### What you are asked to do:
Across the whole listing, state how many lines include "browser". Add nothing to that number.

+-------+

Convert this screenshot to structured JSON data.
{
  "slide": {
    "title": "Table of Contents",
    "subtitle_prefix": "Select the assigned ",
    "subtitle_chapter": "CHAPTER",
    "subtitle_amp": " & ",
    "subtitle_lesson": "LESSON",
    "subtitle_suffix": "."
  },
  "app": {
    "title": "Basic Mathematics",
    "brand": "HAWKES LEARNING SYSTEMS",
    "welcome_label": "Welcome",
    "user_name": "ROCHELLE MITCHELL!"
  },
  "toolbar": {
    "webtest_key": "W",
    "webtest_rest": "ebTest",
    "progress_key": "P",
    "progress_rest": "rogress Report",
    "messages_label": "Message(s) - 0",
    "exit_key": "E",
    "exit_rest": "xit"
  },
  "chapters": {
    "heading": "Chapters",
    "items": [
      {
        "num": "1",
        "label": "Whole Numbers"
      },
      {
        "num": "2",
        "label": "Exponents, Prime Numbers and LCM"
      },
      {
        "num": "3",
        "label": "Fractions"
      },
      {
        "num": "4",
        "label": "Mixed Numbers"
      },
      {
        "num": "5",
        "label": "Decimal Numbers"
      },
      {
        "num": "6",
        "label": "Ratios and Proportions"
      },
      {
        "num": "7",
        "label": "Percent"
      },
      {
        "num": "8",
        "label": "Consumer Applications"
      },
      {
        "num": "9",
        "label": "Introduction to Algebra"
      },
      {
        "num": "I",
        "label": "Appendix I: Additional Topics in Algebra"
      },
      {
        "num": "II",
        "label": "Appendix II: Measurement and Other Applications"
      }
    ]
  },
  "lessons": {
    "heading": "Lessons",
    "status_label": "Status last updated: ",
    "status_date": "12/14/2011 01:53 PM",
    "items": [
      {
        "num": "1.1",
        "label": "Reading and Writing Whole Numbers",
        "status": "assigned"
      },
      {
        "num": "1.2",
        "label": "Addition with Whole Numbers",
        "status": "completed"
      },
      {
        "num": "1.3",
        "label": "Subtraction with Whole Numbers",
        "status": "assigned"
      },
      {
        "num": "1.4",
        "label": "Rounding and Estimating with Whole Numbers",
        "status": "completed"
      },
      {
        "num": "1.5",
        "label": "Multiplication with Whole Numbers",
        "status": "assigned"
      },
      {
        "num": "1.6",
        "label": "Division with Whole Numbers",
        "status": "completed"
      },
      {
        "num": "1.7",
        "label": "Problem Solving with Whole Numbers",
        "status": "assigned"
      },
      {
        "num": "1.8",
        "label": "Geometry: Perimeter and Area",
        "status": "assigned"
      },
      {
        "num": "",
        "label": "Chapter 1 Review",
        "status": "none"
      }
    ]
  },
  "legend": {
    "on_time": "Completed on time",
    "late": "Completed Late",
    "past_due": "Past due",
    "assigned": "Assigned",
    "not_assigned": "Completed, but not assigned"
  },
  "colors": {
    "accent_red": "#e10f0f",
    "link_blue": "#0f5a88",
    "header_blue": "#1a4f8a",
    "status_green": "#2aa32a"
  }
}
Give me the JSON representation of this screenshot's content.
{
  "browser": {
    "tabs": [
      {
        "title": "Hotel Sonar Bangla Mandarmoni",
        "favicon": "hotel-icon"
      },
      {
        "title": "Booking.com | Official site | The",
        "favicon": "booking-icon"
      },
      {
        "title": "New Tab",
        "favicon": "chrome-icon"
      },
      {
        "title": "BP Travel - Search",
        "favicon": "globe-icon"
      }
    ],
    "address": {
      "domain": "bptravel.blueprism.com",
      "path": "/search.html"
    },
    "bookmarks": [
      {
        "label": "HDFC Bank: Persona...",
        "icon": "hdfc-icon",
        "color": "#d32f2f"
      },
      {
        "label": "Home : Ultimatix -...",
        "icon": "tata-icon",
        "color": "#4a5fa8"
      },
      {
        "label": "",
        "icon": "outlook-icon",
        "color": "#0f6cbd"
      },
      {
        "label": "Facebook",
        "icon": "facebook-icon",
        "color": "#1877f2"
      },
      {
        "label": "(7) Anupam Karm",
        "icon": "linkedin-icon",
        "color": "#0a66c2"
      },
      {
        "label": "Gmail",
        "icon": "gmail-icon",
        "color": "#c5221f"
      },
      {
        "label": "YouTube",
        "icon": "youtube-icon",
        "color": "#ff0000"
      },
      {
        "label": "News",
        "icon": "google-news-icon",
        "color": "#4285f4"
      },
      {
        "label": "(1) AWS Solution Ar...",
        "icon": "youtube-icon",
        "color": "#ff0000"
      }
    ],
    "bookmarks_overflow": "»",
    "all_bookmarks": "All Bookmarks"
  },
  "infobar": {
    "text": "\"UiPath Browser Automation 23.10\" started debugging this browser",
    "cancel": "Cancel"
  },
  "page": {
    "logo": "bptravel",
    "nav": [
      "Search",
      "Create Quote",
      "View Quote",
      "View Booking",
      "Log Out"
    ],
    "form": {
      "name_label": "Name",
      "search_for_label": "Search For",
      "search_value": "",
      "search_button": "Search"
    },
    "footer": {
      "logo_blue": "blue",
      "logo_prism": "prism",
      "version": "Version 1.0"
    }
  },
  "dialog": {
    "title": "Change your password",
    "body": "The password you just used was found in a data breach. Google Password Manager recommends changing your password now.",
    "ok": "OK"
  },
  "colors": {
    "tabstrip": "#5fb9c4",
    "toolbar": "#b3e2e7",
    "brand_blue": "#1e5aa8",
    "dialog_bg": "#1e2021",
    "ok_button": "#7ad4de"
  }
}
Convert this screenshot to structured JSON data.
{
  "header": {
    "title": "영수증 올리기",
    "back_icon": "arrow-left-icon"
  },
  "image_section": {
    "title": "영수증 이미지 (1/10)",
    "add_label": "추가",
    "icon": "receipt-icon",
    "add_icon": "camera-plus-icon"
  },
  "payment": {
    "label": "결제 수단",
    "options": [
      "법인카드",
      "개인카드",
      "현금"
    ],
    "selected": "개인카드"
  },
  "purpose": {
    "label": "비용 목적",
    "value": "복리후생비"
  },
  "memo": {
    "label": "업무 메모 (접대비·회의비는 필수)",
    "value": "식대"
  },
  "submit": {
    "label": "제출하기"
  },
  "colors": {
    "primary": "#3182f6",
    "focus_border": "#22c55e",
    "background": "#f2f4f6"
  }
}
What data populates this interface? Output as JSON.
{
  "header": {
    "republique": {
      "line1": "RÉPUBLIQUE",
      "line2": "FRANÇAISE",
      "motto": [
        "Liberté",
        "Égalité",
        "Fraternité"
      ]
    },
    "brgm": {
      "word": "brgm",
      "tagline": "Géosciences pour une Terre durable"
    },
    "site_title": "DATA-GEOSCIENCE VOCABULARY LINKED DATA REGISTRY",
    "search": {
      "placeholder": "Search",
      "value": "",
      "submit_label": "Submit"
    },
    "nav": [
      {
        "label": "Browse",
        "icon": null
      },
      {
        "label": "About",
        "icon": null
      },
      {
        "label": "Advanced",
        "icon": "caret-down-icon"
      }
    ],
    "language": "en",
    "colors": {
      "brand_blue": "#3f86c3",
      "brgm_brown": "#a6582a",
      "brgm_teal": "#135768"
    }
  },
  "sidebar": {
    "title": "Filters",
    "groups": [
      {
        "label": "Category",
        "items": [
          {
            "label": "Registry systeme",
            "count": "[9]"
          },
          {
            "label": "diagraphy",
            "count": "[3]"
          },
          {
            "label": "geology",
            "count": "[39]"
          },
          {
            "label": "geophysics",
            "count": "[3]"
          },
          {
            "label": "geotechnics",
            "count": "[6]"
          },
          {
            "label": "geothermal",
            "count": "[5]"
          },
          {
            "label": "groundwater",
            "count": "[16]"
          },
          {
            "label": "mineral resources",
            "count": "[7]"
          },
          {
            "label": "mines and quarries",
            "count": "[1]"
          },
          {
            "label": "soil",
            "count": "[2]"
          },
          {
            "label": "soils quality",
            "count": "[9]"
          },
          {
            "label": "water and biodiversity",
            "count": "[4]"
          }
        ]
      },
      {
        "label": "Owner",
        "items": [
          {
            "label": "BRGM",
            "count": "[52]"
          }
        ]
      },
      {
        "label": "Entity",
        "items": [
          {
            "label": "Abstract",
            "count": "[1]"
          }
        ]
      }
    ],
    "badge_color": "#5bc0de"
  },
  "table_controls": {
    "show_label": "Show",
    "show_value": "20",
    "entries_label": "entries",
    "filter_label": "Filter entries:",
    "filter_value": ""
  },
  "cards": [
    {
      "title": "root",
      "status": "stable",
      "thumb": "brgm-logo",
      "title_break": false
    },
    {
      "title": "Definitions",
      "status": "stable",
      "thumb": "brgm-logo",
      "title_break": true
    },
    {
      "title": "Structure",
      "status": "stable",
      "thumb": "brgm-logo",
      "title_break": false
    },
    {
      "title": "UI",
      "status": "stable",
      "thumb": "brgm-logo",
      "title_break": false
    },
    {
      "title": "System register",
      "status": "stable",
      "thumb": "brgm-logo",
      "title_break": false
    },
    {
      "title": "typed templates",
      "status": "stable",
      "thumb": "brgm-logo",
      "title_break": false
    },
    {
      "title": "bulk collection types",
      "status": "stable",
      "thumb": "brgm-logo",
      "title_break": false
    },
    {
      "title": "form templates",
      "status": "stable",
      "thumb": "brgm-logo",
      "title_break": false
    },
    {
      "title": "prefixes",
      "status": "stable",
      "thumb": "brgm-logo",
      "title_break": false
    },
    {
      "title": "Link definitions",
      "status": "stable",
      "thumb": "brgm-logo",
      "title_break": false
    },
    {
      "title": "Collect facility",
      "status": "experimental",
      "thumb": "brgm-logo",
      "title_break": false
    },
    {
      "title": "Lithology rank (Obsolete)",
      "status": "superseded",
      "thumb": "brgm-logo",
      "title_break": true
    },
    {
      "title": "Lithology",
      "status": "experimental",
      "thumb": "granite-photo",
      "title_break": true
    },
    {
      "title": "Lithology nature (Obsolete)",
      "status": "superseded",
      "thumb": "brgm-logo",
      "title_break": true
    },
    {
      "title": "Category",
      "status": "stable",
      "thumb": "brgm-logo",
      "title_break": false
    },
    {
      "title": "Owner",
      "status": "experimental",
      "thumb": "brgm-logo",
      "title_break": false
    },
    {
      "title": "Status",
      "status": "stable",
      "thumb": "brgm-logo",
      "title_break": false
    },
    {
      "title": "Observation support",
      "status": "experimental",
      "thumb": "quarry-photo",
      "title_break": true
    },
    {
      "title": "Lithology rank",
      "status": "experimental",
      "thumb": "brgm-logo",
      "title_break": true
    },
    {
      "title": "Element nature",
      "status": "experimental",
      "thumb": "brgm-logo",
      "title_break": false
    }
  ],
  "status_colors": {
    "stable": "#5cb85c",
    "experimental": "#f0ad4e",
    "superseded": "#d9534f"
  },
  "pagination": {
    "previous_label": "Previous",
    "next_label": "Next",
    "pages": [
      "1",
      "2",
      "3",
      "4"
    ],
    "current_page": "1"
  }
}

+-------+

### Written response:
2